The Chronicle has a great article by a professional term paper writer. I’m calling it great because it’s well-written, interesting, and provocative. (Interestingly, those three attributes don’t directly reflect the subject matter.) I certainly don’t support cheating, but the author’s job is pretty interesting. It sounds like he/she gets to learn about all sorts of things as part of their job. Though the nature of those deadlines seems unappealing.
Some of the comments are interesting, but they bored or bothered me after reading halfway. One great point is the difficulty in identifying such cheating. Typically, cheating that we find is one student copying from another in the same class/section. I’ve heard of cases where people find a copy from a previous year of the course (though I haven’t taught long enough to experience that yet). I can’t imagine the burden of proof in these cases though – if you somehow got a copy of the email, would that count? Maybe if you could show a clear difference in writing style, maybe. Also, there is criticism about lack of content in “fake” papers, but the author makes it pretty clear that he/she checks the background information from google/amazon. Adding google scholar to the list makes me think the output must be pretty decent, though I can’t imagine the technical content of the output would match a decent paper.
Another part of me wonders about writing publications. In some sense, the “novelty” of the publication is the research itself, not the writing. And it’s tempting to believe rumors of grad students not being attributed for their efforts (which is not too different than this story). At the same time, when I read poorly written papers I wish a professional writer had written them, even at reduced content. It might be interesting to have some sort of professional writer in the department to help advise about writing, though the author really needs to have control over the content. For those who are modest at writing (like me), it’s probably good enough to plan/write things yourself, but bounce ideas off of those around you, and ask for people to review your articles.
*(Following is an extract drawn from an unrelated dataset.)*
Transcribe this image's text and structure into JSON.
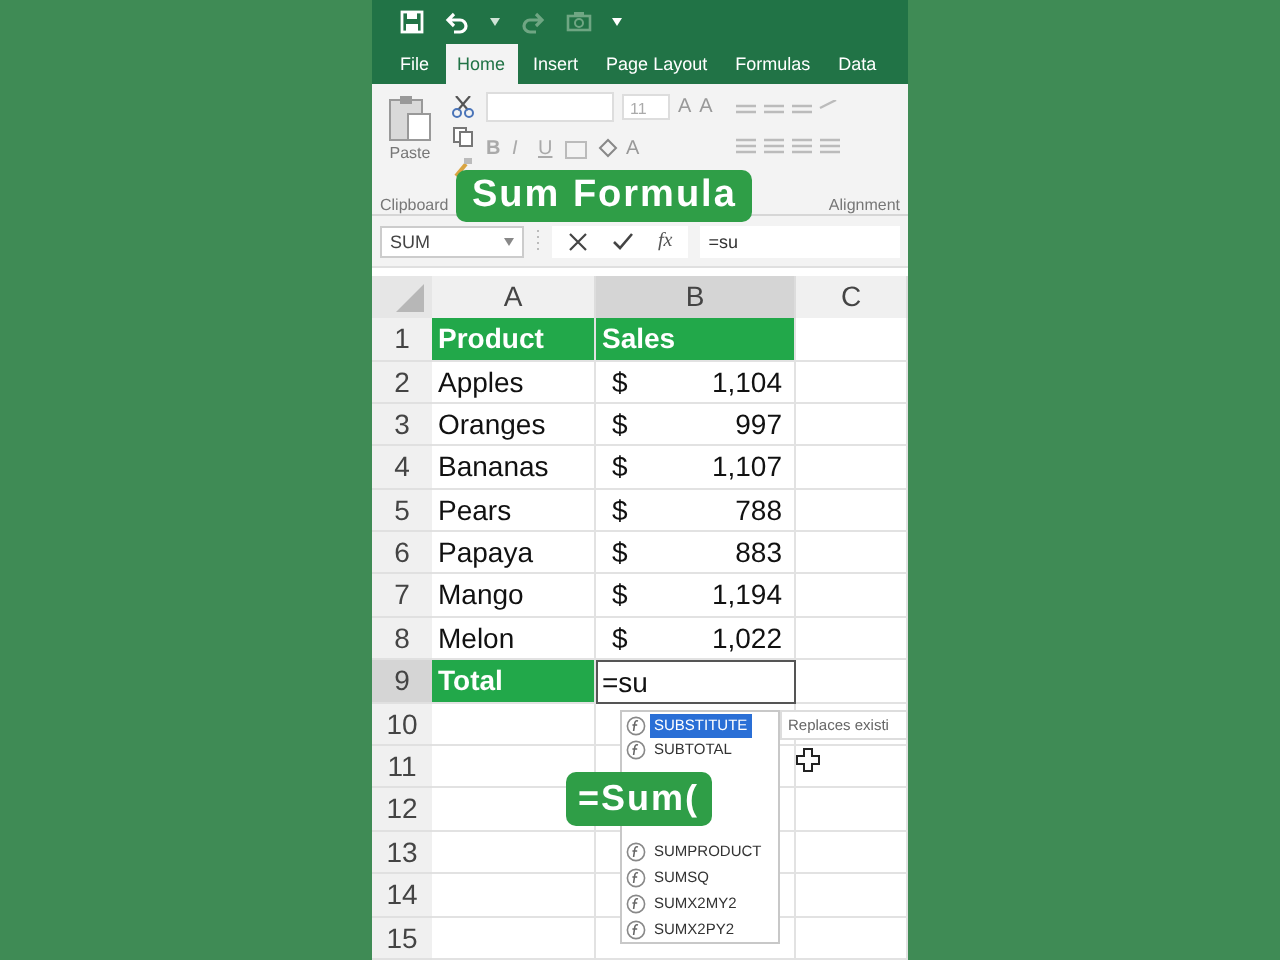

The article really reminded me of the movie Catch Me If You Can; even though the protagonist is a “bad guy”, it’s fun to watch.